With the coming the New Year, a number of blogs gave recommended readings for the upcoming year. I’d like to do the same, and recommend two books to read carefully over the course of the coming year.
1. First, since for those of us following the Catholic lectionary, it is Year A, it’s a great opportunity to reread closely and carefully the Gospel of Matthew. Over a hundred years ago, the French author and rationalist Ernest Renan once referred to the Gospel of Matthew as “the most important book ever written.”p>
On a more personal note, Matthew is my favorite Gospel, for a whole host of reasons. For one thing, it is just so Jewish. If you like the exploring the Jewish roots of Christianity, Matthew is definitely the first place to go. Moreover, if happen to be a teacher, then you’ll know that Matthew’s Gospel is also a remarkably catechetical. I know this from experience, since in the classroom, I constantly fall back on Matthew for addressing major theological, moral, and spiritual issues.
I also know this from our family dinner times, during which I’ve been reading the Gospel of Matthew to my family each night after supper—with the requisite Q & A session after the reading is done! This is a great time to teach your kids the Bible, while they’re knocking out their last vegetables.
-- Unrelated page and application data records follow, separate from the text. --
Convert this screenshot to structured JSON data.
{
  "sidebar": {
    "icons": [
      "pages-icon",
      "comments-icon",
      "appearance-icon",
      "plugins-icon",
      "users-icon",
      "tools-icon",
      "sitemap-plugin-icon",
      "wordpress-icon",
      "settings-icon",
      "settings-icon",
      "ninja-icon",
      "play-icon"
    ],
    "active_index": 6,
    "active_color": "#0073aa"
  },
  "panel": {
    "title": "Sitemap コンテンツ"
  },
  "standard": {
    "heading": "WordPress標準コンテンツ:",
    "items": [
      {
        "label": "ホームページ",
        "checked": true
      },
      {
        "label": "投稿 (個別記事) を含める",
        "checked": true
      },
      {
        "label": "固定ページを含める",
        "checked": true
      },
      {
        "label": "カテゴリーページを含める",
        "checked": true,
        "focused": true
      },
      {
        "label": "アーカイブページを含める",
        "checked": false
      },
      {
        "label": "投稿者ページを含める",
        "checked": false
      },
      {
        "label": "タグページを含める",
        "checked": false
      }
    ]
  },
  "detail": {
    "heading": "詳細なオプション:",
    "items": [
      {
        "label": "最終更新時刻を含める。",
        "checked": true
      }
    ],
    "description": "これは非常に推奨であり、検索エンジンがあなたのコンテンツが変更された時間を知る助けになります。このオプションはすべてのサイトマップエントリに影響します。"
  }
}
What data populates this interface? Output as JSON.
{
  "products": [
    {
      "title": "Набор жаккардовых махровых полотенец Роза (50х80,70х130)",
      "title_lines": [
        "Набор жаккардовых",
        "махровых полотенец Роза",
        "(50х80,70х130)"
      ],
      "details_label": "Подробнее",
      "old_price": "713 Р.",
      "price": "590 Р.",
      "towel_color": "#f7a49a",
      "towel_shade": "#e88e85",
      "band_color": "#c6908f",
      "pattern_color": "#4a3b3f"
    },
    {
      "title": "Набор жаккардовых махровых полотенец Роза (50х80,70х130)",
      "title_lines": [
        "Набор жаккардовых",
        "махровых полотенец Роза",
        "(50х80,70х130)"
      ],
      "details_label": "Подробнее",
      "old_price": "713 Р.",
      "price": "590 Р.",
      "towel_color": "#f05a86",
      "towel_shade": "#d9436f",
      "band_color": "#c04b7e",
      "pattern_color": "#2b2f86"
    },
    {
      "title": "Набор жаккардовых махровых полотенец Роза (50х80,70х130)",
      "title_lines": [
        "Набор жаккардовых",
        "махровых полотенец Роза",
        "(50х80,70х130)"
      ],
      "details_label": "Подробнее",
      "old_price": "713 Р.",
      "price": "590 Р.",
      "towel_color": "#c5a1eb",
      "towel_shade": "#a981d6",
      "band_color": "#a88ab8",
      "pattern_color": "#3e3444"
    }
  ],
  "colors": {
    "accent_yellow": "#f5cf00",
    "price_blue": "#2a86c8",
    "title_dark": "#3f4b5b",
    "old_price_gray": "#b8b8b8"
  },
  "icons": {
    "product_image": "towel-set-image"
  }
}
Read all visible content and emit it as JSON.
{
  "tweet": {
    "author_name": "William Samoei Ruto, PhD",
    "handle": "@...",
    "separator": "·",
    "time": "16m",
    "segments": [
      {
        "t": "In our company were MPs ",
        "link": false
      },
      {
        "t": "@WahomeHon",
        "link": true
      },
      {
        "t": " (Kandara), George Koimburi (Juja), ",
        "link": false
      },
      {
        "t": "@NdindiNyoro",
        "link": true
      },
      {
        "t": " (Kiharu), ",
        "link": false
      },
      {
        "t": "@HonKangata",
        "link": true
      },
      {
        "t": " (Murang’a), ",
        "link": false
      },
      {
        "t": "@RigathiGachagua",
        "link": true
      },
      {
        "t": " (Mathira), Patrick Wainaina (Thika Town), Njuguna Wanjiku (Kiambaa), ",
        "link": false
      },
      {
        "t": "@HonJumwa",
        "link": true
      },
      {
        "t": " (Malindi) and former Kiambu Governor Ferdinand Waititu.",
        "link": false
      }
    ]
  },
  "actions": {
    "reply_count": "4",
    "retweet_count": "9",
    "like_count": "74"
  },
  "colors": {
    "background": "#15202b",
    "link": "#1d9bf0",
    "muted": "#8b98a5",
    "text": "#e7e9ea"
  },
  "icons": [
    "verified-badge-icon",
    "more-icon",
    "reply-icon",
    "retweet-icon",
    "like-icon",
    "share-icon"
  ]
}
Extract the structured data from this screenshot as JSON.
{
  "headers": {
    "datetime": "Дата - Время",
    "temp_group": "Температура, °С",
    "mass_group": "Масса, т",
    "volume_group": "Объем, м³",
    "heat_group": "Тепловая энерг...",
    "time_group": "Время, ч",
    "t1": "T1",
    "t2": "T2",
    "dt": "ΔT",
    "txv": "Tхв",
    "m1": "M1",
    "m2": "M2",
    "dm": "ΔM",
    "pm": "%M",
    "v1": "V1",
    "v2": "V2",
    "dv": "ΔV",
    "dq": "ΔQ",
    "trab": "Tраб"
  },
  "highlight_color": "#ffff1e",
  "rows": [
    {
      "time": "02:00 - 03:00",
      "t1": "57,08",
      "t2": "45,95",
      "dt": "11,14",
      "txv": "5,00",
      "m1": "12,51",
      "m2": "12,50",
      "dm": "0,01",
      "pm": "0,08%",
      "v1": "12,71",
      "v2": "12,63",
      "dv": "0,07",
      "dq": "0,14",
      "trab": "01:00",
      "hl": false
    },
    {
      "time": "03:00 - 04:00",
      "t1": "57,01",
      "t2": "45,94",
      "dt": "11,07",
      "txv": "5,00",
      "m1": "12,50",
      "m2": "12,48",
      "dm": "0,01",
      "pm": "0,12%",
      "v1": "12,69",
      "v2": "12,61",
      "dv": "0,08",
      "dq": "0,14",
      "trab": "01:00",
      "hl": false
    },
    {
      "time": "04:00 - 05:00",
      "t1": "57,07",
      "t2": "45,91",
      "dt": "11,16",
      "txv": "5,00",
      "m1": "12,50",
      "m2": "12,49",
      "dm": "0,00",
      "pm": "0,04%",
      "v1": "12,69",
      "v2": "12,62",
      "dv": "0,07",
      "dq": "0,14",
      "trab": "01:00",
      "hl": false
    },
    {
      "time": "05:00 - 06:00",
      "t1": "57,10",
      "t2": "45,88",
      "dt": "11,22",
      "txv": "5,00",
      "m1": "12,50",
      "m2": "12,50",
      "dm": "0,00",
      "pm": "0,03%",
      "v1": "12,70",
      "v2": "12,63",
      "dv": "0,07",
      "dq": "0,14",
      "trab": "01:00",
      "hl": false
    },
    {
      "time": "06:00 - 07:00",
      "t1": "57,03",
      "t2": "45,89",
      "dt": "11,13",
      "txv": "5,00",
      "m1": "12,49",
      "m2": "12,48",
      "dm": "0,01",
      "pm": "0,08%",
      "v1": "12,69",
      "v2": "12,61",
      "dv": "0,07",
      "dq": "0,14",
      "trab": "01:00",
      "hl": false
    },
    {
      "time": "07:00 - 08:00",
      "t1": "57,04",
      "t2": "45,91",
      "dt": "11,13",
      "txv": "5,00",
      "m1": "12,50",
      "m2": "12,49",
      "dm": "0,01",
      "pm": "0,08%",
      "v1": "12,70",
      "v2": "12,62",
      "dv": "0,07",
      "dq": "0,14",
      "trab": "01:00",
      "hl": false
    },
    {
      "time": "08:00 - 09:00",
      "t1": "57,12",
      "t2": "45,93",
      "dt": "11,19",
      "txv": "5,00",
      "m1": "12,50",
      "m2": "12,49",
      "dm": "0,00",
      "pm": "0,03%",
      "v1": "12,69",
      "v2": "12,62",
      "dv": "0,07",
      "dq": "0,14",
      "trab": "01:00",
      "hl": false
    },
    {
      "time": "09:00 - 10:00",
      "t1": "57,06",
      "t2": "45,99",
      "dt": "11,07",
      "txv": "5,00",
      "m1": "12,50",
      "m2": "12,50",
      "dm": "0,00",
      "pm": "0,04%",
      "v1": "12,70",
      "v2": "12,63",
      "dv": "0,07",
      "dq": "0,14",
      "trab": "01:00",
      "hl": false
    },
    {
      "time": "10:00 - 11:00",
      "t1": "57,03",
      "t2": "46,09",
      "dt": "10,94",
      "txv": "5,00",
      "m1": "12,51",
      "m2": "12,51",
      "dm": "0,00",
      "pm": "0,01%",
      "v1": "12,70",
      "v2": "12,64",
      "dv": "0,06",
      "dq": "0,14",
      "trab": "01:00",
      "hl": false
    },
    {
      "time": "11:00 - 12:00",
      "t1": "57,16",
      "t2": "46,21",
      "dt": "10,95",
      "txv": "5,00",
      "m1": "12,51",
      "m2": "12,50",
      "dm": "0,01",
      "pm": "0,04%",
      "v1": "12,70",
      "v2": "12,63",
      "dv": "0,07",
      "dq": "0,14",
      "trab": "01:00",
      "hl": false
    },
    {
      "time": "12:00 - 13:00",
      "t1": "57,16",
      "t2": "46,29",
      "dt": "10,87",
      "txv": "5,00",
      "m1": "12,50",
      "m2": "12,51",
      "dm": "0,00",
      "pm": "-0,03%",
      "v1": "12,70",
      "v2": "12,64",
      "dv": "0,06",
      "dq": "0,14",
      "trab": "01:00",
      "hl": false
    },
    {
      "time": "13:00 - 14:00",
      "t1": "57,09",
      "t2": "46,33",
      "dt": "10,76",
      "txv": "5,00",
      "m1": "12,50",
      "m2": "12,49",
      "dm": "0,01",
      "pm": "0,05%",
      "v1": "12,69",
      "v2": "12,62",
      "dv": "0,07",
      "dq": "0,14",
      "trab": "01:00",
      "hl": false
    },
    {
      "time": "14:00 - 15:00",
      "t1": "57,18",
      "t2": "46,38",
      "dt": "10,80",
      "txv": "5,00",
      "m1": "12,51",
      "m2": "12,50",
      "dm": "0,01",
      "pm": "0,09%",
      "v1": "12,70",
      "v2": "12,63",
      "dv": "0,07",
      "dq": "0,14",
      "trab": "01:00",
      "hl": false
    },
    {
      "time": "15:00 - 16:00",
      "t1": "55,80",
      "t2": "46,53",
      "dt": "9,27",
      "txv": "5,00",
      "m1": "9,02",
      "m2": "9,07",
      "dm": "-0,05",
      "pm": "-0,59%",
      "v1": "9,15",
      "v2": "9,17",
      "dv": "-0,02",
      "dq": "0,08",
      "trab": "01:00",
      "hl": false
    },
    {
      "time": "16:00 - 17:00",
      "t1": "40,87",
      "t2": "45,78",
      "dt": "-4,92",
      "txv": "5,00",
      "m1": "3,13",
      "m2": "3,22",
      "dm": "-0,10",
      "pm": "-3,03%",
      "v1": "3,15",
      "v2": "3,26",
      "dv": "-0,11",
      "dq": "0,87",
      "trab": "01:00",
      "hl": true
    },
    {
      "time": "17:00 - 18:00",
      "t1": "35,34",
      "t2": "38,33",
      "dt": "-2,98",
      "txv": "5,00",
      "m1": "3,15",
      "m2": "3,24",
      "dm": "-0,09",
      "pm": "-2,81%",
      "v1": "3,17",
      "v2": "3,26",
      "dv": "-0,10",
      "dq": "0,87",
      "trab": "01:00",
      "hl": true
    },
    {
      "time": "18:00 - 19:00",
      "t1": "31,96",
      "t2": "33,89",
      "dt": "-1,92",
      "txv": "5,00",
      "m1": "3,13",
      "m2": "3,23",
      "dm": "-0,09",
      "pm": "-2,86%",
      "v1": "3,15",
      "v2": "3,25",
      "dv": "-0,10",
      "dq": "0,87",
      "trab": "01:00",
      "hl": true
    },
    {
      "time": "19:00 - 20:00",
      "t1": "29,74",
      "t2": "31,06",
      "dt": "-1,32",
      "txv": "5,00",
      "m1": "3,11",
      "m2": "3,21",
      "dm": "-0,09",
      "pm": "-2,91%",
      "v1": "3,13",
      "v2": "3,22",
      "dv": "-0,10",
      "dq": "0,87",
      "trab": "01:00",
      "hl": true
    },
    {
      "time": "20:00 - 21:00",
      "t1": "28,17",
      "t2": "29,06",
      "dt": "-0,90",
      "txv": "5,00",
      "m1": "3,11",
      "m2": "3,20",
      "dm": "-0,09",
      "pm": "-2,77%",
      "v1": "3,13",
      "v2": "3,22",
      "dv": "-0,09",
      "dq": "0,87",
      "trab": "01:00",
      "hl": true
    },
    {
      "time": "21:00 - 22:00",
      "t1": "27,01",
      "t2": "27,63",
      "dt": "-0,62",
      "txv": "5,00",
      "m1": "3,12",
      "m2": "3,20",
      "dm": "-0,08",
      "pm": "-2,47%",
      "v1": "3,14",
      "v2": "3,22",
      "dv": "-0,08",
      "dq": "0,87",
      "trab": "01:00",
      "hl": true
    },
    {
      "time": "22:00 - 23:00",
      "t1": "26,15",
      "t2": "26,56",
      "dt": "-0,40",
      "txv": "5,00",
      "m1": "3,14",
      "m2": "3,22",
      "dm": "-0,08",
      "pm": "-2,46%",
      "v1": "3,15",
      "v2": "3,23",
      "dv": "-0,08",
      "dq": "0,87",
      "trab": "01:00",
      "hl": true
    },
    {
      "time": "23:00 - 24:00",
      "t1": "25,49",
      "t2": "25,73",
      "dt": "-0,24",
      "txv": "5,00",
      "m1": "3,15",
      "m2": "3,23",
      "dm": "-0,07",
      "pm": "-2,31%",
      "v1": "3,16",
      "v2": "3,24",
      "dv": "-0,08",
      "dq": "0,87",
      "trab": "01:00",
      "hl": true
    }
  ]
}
You’d be amazed at how children between the ages of 3 and 9 can zoom in on key exegetical questions if you just read to them and ask… ‘Any questions?’...
2. Second, I also recommend that in tandem with Matthew’s Gospel, you simply must get a copy of Curtis Mitch and Edward Sri’s new commentary on The Gospel of Matthew, hot off the presses from the Baker Academic Press Catholic Commentary on Sacred Scripture. Just before it was published, I wrote the following blurb for the book, and I meant it:
“In this exciting new commentary on the Gospel of Matthew, Curtis Mitch and Edward Sri do an outstanding job of fulfilling the biblical vision of Vatican II. For years I have wished for an up-to-date Catholic commentary on Matthew that would unite history and theology, Scripture and tradition, Old and New Testaments, Jewish roots and Christian faith. Now we have one! This extremely readable commentary should be on the shelf of any priest, deacon, seminarian, or layperson who wants to bring out ‘treasures new and old’ from the pages of the First Gospel.’
Those are my two cents for New Year’s reading recommendations. Read both books together, and I promise you won’t be disappointed.